Monday, September 10, 2007

Loving Chicago

During my recent weekend in Chicago, I took one and a half hours out to go on a river tour with a professional architectural guide. Skyscrapers were invented in Chicago and not, as many people think, in New York City. I also discovered they were originally known as 'cloud busters', a Lovemark term if I ever heard one. If you’re ever in the city and have only two hours to spare, get yourself down to Chicago Line Cruises in the McClurg Court and take a boat tour. It will be the best two hours you’ve ever spent. For a start, you will see incredible examples of Mies van der Rohe and the incredible IBM building. You'll also get to look at the more than 6 million square ft. Merchandise Mart which Joseph Kennedy bought for $3 million and his heirs sold a few years back for $700 million. The Sears Tower remains majestic - but my favorite sight is the rolling 333 West Wacker Drive, which reflects a dozen of the tallest skyscrapers in its fascia. Then there is the Wrigley building, built in 1921 in French Renaissance style. It’s a real tip of the hat to the past and well worth a look. All in all there are more than thirty brilliant examples of progressive architecture on the tour and the boat takes you up close and personal to all of them.

Chicago has a lot to commend it and its architecture is second to none in the US. Music roots, particularly the Blues, also remain alive and well, and there are a few better Saturday nights to be had than a visit to the House of Blues. This is a city where the main business is tourism, and if you can avoid the windy, freezing winter, it really is inspirational. Chicagoans love to eat and they won’t let you forget that the deep dish pizza was invented here. It bears little resemblance to the classic, much lighter Italian pizza but is pretty irresistible after a beer or two. To me, the city is vastly under appreciated and under visited. When you add that Chicago is a great sporting and shopping town, you really do need to take a detour there next time you are in the US.


Susan Plunkett said...

Once again an engaging image chosen for the article.

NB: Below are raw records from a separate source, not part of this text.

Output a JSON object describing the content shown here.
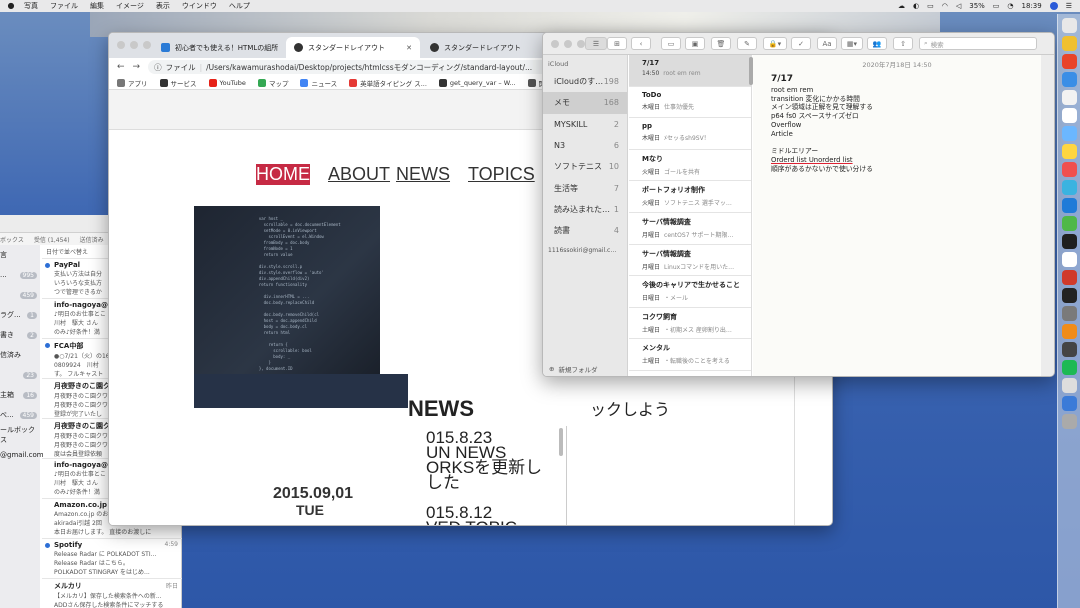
{
  "menubar": {
    "items": [
      "写真",
      "ファイル",
      "編集",
      "イメージ",
      "表示",
      "ウインドウ",
      "ヘルプ"
    ],
    "battery": "35%",
    "time": "18:39"
  },
  "mail": {
    "mailbox_label": "ボックス",
    "tabs": [
      "受信 (1,454)",
      "送信済み"
    ],
    "sort": "日付で並べ替え",
    "side": [
      {
        "label": "言",
        "count": ""
      },
      {
        "label": "...",
        "count": "995"
      },
      {
        "label": "",
        "count": "459"
      },
      {
        "label": "ラグ...",
        "count": "1"
      },
      {
        "label": "書き",
        "count": "2"
      },
      {
        "label": "信済み",
        "count": ""
      },
      {
        "label": "",
        "count": "23"
      },
      {
        "label": "主箱",
        "count": "16"
      },
      {
        "label": "べ...",
        "count": "459"
      },
      {
        "label": "ールボックス",
        "count": ""
      },
      {
        "label": "@gmail.com",
        "count": ""
      }
    ],
    "items": [
      {
        "from": "PayPal",
        "lines": [
          "支払い方法は自分",
          "いろいろな支払方",
          "つで管理できるか"
        ],
        "date": "",
        "unread": true
      },
      {
        "from": "info-nagoya@as",
        "lines": [
          "♪明日のお仕事とこ",
          "川村　駆大 さん",
          "のみ♪好条件！満"
        ],
        "date": "",
        "unread": false
      },
      {
        "from": "FCA中部",
        "lines": [
          "●○7/21（火）の16",
          "0809924　川村",
          "す。 フルキャスト"
        ],
        "date": "",
        "unread": true
      },
      {
        "from": "月夜野きのこ園クワ",
        "lines": [
          "月夜野きのこ園クワ",
          "月夜野きのこ園クワ",
          "登録が完了いたし"
        ],
        "date": "",
        "unread": false
      },
      {
        "from": "月夜野きのこ園クワ",
        "lines": [
          "月夜野きのこ園クワ",
          "月夜野きのこ園クワ",
          "度は会員登録依頼"
        ],
        "date": "",
        "unread": false
      },
      {
        "from": "info-nagoya@as",
        "lines": [
          "♪明日のお仕事とこ",
          "川村　駆大 さん",
          "のみ♪好条件！満"
        ],
        "date": "",
        "unread": false
      },
      {
        "from": "Amazon.co.jp",
        "lines": [
          "Amazon.co.jp のお",
          "akiradai引越 2回",
          "本日お届けします。 直接のお渡しに"
        ],
        "date": "",
        "unread": false
      },
      {
        "from": "Spotify",
        "lines": [
          "Release Radar に POLKADOT STI...",
          "Release Radar はこちら。",
          "POLKADOT STINGRAY をはじめ..."
        ],
        "date": "4:59",
        "unread": true
      },
      {
        "from": "メルカリ",
        "lines": [
          "【メルカリ】保存した検索条件への新...",
          "ADDさん保存した検索条件にマッチする"
        ],
        "date": "昨日",
        "unread": false
      }
    ]
  },
  "chrome": {
    "tabs": [
      {
        "title": "初心者でも使える！HTMLの組所",
        "favicon": "#2b7bd6"
      },
      {
        "title": "スタンダードレイアウト",
        "favicon": "#333333"
      },
      {
        "title": "スタンダードレイアウト",
        "favicon": "#333333"
      }
    ],
    "url_scheme": "ファイル",
    "url": "/Users/kawamurashodai/Desktop/projects/htmlcssモダンコーディング/standard-layout/...",
    "bookmarks": [
      {
        "label": "アプリ",
        "color": "#777777"
      },
      {
        "label": "サービス",
        "color": "#333333"
      },
      {
        "label": "YouTube",
        "color": "#e62117"
      },
      {
        "label": "マップ",
        "color": "#34a853"
      },
      {
        "label": "ニュース",
        "color": "#4285f4"
      },
      {
        "label": "英単語タイピング ス...",
        "color": "#e53935"
      },
      {
        "label": "get_query_var – W...",
        "color": "#333333"
      },
      {
        "label": "開発",
        "color": "#555555"
      }
    ],
    "page": {
      "nav": [
        "HOME",
        "ABOUT",
        "NEWS",
        "TOPICS"
      ],
      "news_heading": "NEWS",
      "news_lines": [
        "015.8.23",
        "UN NEWS",
        "ORKSを更新し",
        "した",
        "",
        "015.8.12",
        "VED TOPIC",
        "SSでてこまでで"
      ],
      "date": "2015.09,01",
      "weekday": "TUE",
      "right_text": "ックしよう"
    }
  },
  "notes": {
    "search_placeholder": "検索",
    "icloud_header": "iCloud",
    "folders": [
      {
        "label": "iCloudのす…",
        "count": "198",
        "selected": false
      },
      {
        "label": "メモ",
        "count": "168",
        "selected": true
      },
      {
        "label": "MYSKILL",
        "count": "2",
        "selected": false
      },
      {
        "label": "N3",
        "count": "6",
        "selected": false
      },
      {
        "label": "ソフトテニス",
        "count": "10",
        "selected": false
      },
      {
        "label": "生活等",
        "count": "7",
        "selected": false
      },
      {
        "label": "読み込まれた…",
        "count": "1",
        "selected": false
      },
      {
        "label": "読書",
        "count": "4",
        "selected": false
      }
    ],
    "account": "1116ssokiri@gmail.c…",
    "new_folder": "新規フォルダ",
    "list": [
      {
        "title": "7/17",
        "day": "14:50",
        "preview": "root em rem",
        "selected": true
      },
      {
        "title": "ToDo",
        "day": "木曜日",
        "preview": "仕事効優先",
        "selected": false
      },
      {
        "title": "pp",
        "day": "木曜日",
        "preview": "ﾒセッるsh9SV！",
        "selected": false
      },
      {
        "title": "Mなり",
        "day": "火曜日",
        "preview": "ゴールを共有",
        "selected": false
      },
      {
        "title": "ポートフォリオ制作",
        "day": "火曜日",
        "preview": "ソフトテニス 選手マッ…",
        "selected": false
      },
      {
        "title": "サーバ情報調査",
        "day": "月曜日",
        "preview": "centOS7 サポート期限…",
        "selected": false
      },
      {
        "title": "サーバ情報調査",
        "day": "月曜日",
        "preview": "Linuxコマンドを用いた…",
        "selected": false
      },
      {
        "title": "今後のキャリアで生かせること",
        "day": "日曜日",
        "preview": "・メール",
        "selected": false
      },
      {
        "title": "コクワ飼育",
        "day": "土曜日",
        "preview": "・初期メス 産卵割り出…",
        "selected": false
      },
      {
        "title": "メンタル",
        "day": "土曜日",
        "preview": "・転職後のことを考える",
        "selected": false
      }
    ],
    "editor": {
      "timestamp": "2020年7月18日 14:50",
      "title": "7/17",
      "lines": [
        "root em rem",
        "transition 変化にかかる時間",
        "メイン領域は正解を見て理解する",
        "p64 fs0 スペースサイズゼロ",
        "Overflow",
        "Article",
        "",
        "ミドルエリアー",
        "Orderd list Unorderd list",
        "順序があるかないかで使い分ける"
      ]
    }
  }
}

I really like the concept of the tour you did. I would have found that fascinating.

I was telling someone the other day about cities that offer the archaeological view by taking people down into old disused train tunnels and so on and showing what used to be and the streams et al that exist under all the infrastructure. I believe London for example has a significant series of old tunnels etc underneath it and many disused rain tunnels and shelters from the wars.

For me thin and crispy please.

mattw said...

The river tour and deep dish pizza sounds like a blast. The Chicago River-front and Gehry's Millennium Park is beautiful. The Art Institute was one of the most amazing experiences in my life, I saw so many masterpieces I had studied in college, it was a real treat. My cousin and their family are lucky enough to live in Chicago.

It is such a historical city, definitely a must-visit on any travelers list. It's hard to forget those pages of The Jungle read in school about the immigrants and and the labor conditions of the meat packing industry of the late 1800s.

I was in Chicago after a memorable Steelhead trip on the Pere Marquette, one of the famous tributaries of Lake Michigan.

Kempton said...

Kevin, Thanks for the tip for the boat tour. Looks like fun from your pix and these pix

If I were in Chicago, I would also hope to run into Roger Ebert by chance, pay a visit to CME (Chicago Mercantile Exchange), and spend lots of time sneaking into Economics lectures at the U of C.

Piotr Jakubowski said...

Nothing beats Gino's Chicago-style pizza. So thick and just loaded with toppings. If I had a choice, I would still go for the classic Italian brick oven pizza, which doesn't feel like you're ingesting a gallon of oil.

I used to dislike Chicago as a city (mainly because of O'Hare), but after visiting it more often, it has started to grow on me. My fondest memory is from the Chicago Auto Show a few years ago, and how wonderful that entire experience left me feeling.

Speaking of cloud-busters, what do you think of the new Chicago Spire that is in development?